## BRIEF
Return, from the lines below, each one that includes the word "String".
* * * * * * *
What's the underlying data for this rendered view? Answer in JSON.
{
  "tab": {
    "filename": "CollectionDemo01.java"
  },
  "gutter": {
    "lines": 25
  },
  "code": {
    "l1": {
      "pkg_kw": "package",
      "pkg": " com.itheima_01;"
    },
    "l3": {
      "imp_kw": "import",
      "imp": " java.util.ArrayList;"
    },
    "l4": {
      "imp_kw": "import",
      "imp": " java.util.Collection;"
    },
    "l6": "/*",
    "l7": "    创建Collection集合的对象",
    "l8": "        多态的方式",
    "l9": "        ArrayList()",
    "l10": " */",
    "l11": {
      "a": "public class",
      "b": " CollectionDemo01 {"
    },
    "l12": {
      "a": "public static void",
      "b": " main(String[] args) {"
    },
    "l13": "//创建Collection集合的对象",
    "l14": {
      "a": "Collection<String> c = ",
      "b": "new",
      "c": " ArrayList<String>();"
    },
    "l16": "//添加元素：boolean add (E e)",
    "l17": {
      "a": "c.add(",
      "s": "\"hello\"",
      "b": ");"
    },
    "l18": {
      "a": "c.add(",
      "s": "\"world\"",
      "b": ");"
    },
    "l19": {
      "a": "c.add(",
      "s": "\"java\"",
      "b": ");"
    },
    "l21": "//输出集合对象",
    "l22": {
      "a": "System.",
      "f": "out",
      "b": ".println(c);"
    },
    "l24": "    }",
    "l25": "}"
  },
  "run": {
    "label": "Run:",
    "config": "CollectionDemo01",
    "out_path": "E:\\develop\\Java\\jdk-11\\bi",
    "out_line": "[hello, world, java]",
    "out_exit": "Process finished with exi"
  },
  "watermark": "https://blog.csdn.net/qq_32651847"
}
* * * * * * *
## RESPONSE TO THIS TASK
      "b": " main(String[] args) {"
      "a": "Collection<String> c = ",
      "c": " ArrayList<String>();"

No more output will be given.